I don't know who the blonde haired, blue eyed woman wearing the sport coat was. When the board members were an hour late, she huddled with three Latina moms and asked if they could hang just a little longer. She said the board members were on their way. The reporter from the LA Times interviewed them but refused to acknowledge the woman in the sport coat. Once the meeting started, two of the moms made public comment about how important it was for charter schools to keep their funding. One said the teachers union is trying to keep their schools from getting money for special ed. Stealing was mentioned. Another explained how much better special ed is in the charter school. The teachers at the regular school had tried to put her child in a special class. Now he has art.

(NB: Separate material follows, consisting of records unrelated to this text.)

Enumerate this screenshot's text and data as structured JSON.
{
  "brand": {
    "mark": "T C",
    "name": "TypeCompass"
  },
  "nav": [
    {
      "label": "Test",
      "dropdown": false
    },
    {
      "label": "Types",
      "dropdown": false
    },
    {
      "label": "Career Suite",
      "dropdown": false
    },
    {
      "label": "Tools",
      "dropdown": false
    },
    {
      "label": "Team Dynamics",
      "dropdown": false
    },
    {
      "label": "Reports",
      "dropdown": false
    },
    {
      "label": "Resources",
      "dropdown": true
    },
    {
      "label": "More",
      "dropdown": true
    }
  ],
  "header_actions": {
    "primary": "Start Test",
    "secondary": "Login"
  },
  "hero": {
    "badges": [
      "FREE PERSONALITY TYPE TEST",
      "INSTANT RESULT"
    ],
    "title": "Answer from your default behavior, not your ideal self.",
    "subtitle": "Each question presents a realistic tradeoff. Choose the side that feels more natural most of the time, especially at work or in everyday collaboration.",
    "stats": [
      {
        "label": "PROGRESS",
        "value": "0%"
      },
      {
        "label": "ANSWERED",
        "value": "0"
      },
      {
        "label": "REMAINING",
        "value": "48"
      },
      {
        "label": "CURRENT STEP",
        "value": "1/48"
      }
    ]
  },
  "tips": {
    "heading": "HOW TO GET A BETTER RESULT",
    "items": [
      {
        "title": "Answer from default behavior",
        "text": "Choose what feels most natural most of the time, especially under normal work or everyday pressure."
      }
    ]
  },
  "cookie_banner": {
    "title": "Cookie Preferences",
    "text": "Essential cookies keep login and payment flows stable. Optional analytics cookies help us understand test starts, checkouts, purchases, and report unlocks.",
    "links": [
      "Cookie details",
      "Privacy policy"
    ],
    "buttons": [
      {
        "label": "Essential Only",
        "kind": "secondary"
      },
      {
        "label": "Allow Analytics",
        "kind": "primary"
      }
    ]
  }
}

Then I spoke. Here are my prepared remarks, and below is a recording of my four minutes. I sound strident, but damn. I can't believe we are fighting this fight.
"I noticed that this resolution seeks to find an impartial group of people currently working on co-located campuses. As a parent who has been a charter parent co-locating, as well as a traditional host school parent, I wish you luck in that. You have all heard about the fences that divide co-located campuses. If you come to our schools, you wont find anyone sitting on that fence. There are people firmly planted on one side or the other.

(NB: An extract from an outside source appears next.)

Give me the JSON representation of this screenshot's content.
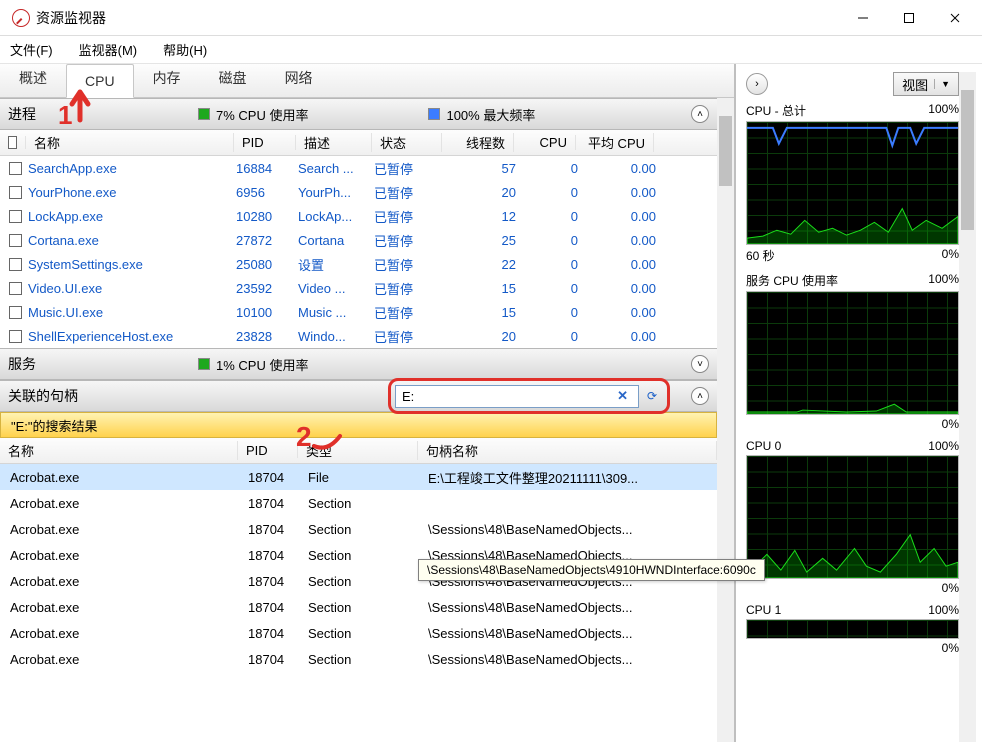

"So the best we can hope for is a balanced group from both sides of the fence: of people pushing for more privatization through charters, and those of us who seek support for our district public schools.
"I would request that you include in your discussion concrete examples in real life, many of which we have sent to some of you:
- The misrepresentation of waiting lists, including charters asking the public to sign even with no intention of enrolling in order to game the system to get more Prop 39 space. You check our work; you count the students in the classrooms we say are unavailable. Check the work on the waiting list and make sure they’re official.
- The increased burden on the public district school that turns principals into multi-tenant property managers.
- An equitable allocation of classrooms—a charter classroom is considered full when there are 24 students and the district’s classrooms are sometimes well over 40.
"I share the anecdote [video tape here] of a charter parent confronting me on a public sidewalk near a shared campus and asking me, what is wrong with the charter, a vibrant vine, wrapping itself around the dying tree of the district school?
"Lastly the charter lobby informs parents of meetings like this so their voice will be heard. Please do the same. Tell your school communities that important policies like this are going to be discussed so that we have an opportunity to save our own schools and save public education. The public schools don't advertise; the charters do. Please do your outreach. It is odd to me that many charter advocates on the board and in the district proudly proclaim to be so, yet our district’s public school advocates remain quiet. We need you to speak up. Defend our schools. Defend public education.
"Please, get off that fence."
There was no discussion among the board members today. They will deliberate and possibly vote on the resolution at the next board meeting.